We commit ourselves to renewed endeavour to maintain the unity of the Spirit in the bond of peace. We lament the fractured state of the Reformed church and our sinful
involvement in her divisions. What we have broken, we cannot repair, but seeking to return to the Lord that he may heal us, we pledge to pray for all our churches and make the following commitments as steps towards restoration.

Local Unity

First, where there is duplication of ministries and multiplication of congregations, we will encourage

expressions of local unity.

a. When vacant charges or distance make it difficult to provide pastoral care for members of our

churches, we will urge ministers and interim-moderators to seek the assistance of their colleagues

in any of our churches.

b. If two or more congregations in one place become vacant and plan to call minsters, or if two

separate congregations are too small to support and call ministers, we will encourage local office

bearers to meet and discuss the possibility of worshiping together under a single ministry,

whether or not that would lead to immediate union as a congregation in one of our churches.



National Unity

Second, conscious of our obligation to establish churches where there are none, and by our oneness to




bear witness to Christ’s oneness with the Father, we will encourage expressions of national unity.

 
a. When we consider planting churches, we will strive to act as one body.

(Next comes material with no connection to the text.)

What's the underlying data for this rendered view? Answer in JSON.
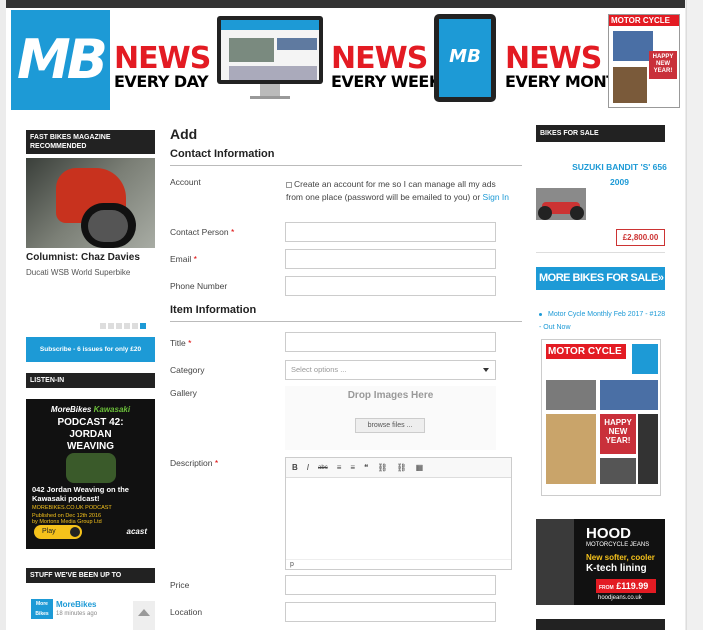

This will mean sharing

information about plans, seeking to avoid establishing new congregations in close proximity to

another of our congregations, and exploring how members of our churches might cooperate to

establish new Reformed congregations in needy areas.

 
b. As a public expression of hope for a more united Reformed church, we will set a date

sometime in 2014 for a united meeting of our churches. This will allow our people to worship

together, listen to preaching related to the subject of Christian unity, and to get to know one

another better.

To bring these commitments into effect, we hope that the representatives of each church on the Scottish

Reformed Churches Forum will work through the relevant channels in our churches.”

Having worked in a Community, Learning and Development context for many years before entering the teaching profession, I have to say, even from a practical perspective, there is a lot of sense in this document which has been released by the SFRC.

Duplication of services, lack of resources, visible disunity are three key factors which are hindering the progress of the mission of the church in the Highlands. Denominationalism may be able to survive in the city centres, it cannot survive in small rural communities.  Back to the SFRC document, so far, to my knowledge, nothing has actually happened as a result (this is certainly true Skye and Lochalsh). There can be a multitude of reasons for this, but one of the primary reasons why we struggle with the concept of networking and partnering with others is that we have become so accustomed to denominational thinking. In denominationally divided rural communities it seems the most natural course of action is to plough on into oblivion. Perhaps being ‘close to breaking point’ is not enough– perhaps it will take the withering and cutting off of the branch before the situation will change.

However, rather than end on a negative note, the potential for change is a present reality. Separation and isolation may seem like good options at the time, but only decades later do we see the trajectory. The trajectory is here, and it is unsustainable. Perhaps circumstances can become the catalyst for change.